    Establishing Residency

    Individuals can establish Texas residency in two basic ways, one based on graduation from high school and the other based on the establishment of domicile. The option related to establishment of domicile is available to citizens or permanent residents of the US and to international students who hold certain types of visas.

    Option 1: Residency through High School Graduation

    This option for establishing Texas residency is available to citizens or permanent residents of the US and to international students.

    To establish residency through high school graduation, you must have:

    • Graduated from a Texas high school or receive a GED in Texas; and
    • Lived in Texas for the 36 months immediately before high school graduation; and
    • Lived in Texas continuously for the 12 months immediately preceding the application deadline, September 29

    Option 2: Residency by Establishing Domicile

    This option for establishing Texas residency is available to:

    • Citizens or permanent residents of the US (Non-citizens and non-permanent residents may also use this option if they have an application for permanent residency on file with the US Citizenship and Immigration Service.)

    If you are independent for tax purposes, you may gain resident status if you establish domicile in the state.

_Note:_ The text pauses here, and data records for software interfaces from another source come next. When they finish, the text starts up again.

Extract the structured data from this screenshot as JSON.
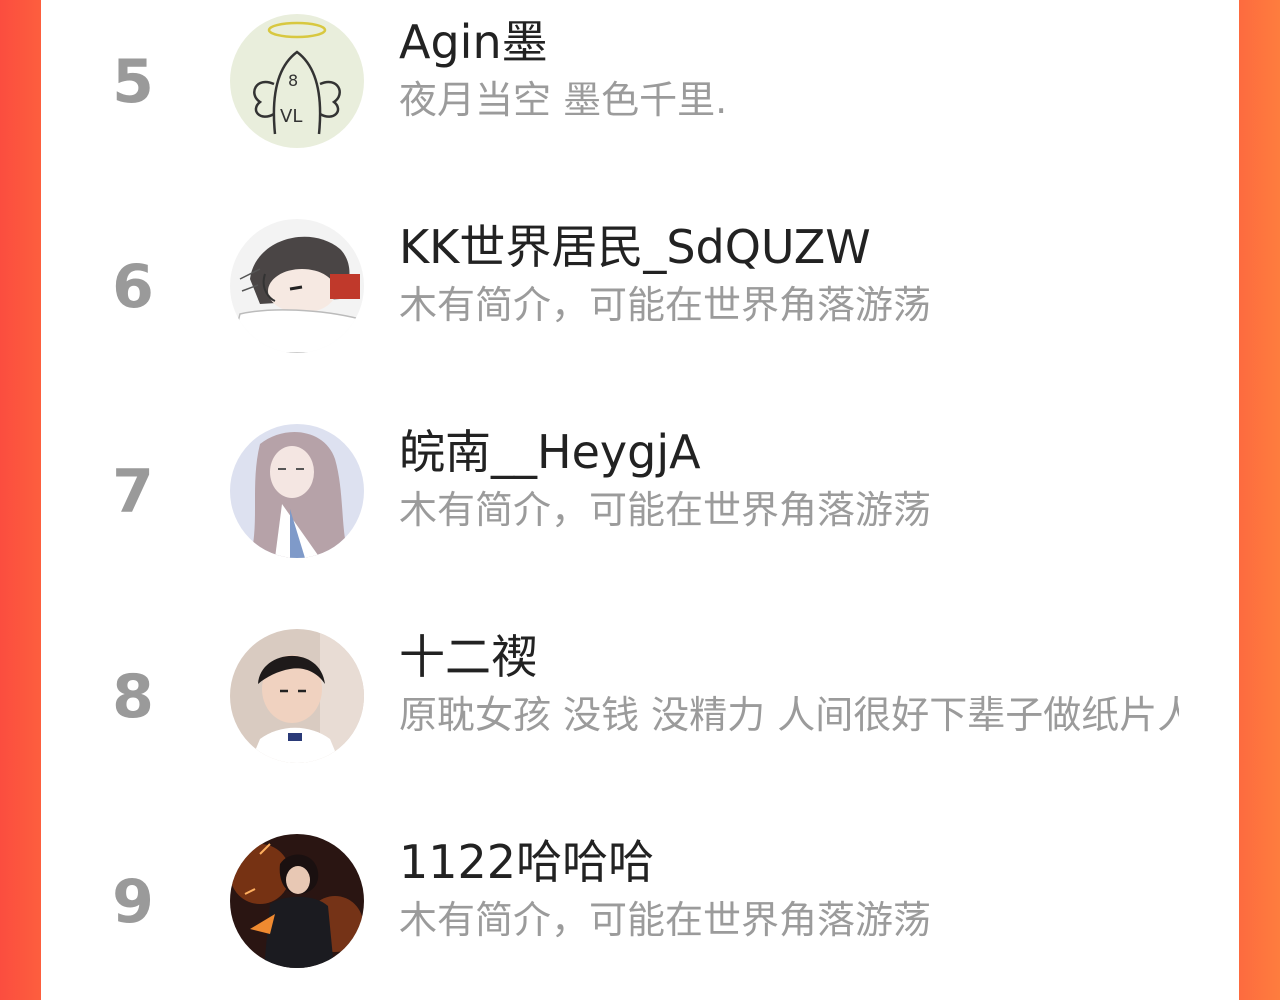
{
  "users": [
    {
      "rank": "5",
      "name": "Agin墨",
      "bio": "夜月当空 墨色千里.",
      "avatar": "angel-sketch-avatar"
    },
    {
      "rank": "6",
      "name": "KK世界居民_SdQUZW",
      "bio": "木有简介，可能在世界角落游荡",
      "avatar": "sleeping-girl-avatar"
    },
    {
      "rank": "7",
      "name": "皖南__HeygjA",
      "bio": "木有简介，可能在世界角落游荡",
      "avatar": "anime-girl-avatar"
    },
    {
      "rank": "8",
      "name": "十二禊",
      "bio": "原耽女孩 没钱 没精力 人间很好下辈子做纸片人",
      "avatar": "photo-person-avatar"
    },
    {
      "rank": "9",
      "name": "1122哈哈哈",
      "bio": "木有简介，可能在世界角落游荡",
      "avatar": "dark-warrior-avatar"
    }
  ],
  "colors": {
    "background_left": "#fb4d3f",
    "background_right": "#fe7d3e",
    "panel": "#ffffff",
    "rank_text": "#9a9a9a",
    "name_text": "#222222",
    "bio_text": "#9b9b9b"
  }
}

If your parent(s) claim you as a dependent on their federal income tax return, they must establish domicile in the state for you to claim residency.

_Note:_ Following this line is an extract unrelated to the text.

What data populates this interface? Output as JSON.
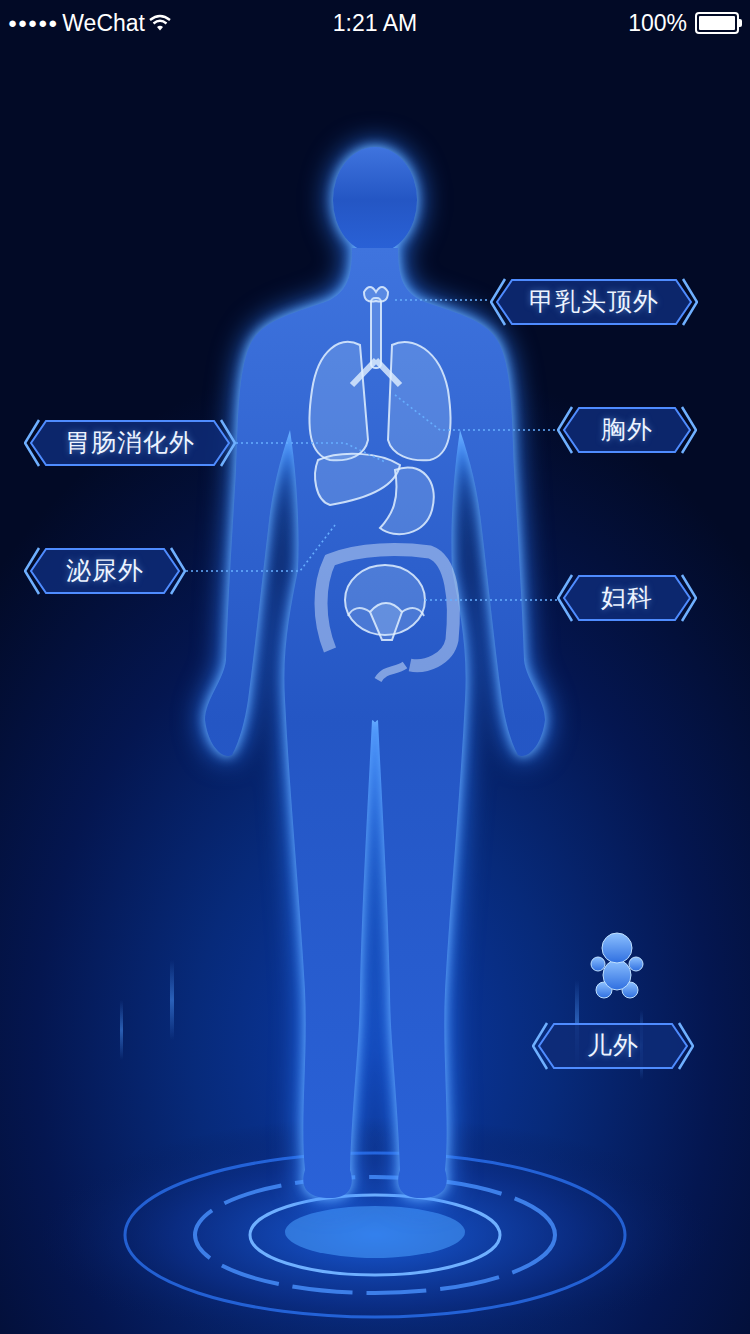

    To establish domicile, you or your parent(s) must meet the following criteria:

    • Live in Texas for 12 consecutive months by the application deadline, September 29; and
    • Establish and maintain domicile for 12 consecutive months prior to the application deadline, September 29, by doing one of the following:
      • Be gainfully employed in Texas (Student jobs do not qualify as gainful employment)
        • Gainful employment is employment that provides an income that is sufficient to provide at least one-half of the individual's tuition and living expenses or that represents an average of at least twenty hours of employment per week
      • Sole or joint marital ownership of residential real property in Texas by the person seeking to enroll or the dependent's parent, having established and maintained a domicile at the residence
      • Own and operate a business in Texas
      • Be married for one year to a person who has established domicile in Texas

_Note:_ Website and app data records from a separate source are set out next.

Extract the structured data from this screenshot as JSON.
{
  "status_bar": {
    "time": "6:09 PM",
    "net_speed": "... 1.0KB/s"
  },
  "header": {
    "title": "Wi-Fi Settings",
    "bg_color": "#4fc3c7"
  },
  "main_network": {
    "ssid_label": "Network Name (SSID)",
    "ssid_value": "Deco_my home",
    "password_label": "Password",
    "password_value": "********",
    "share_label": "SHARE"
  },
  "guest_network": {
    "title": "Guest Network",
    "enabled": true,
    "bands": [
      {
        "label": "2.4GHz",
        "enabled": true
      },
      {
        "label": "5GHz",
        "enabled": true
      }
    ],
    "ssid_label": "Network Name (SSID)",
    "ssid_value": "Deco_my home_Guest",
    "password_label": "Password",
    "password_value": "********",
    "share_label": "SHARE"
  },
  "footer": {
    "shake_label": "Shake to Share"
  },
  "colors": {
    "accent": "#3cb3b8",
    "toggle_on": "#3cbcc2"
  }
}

    Residency will be determined by applying the Texas Higher Education Coordinating Board Rules and Regulations for Determining Residence Status at the time of application. JAMP does not presume residency. Residency can change during the application period. All schools are notified at the time a change of residency occurs. It will be up to each school's discretion to determine which pool an applicant will be placed in if eligibility for reclassification occurs after the deadline for filing an application but before matriculation into medical school.

    If Texas residency is questionable, JAMP may request that the applicant provide documentation to support answers to the Core Residency Questions.

    Residency Appeals

    If, after final processing of your application, you have been classified as a non-Texas resident, you have the option to appeal your residency determination.

    To appeal your determination, you must write a letter stating why you should be considered a Texas resident and providing any additional information to state your case further. Your letter should be addressed to the Residency Appeals Committee. The committee will review the information you submit and make a determination; the decision of the Residency Appeals Committee is final. No further levels of appeal are possible.

    Submit your appeal through any of the following methods:

    JAMP Attn: Residency Appeals Committee
    U. S. Postal Mail Address: 
    Attn: Residency Appeals Committee
    P.O. Box 2175
    Austin, TX 78768
    Street Address (for overnight letter or package delivery):
    Attn: Residency Appeals Committee
    210 W.  7th Street
    Austin, Texas 78701

    512-499-4786, Attn: Residency

    Texas Residency Regulations

    For detailed information about regulations relating to residency in the State of Texas, visit the College for All Texans Residency Information page.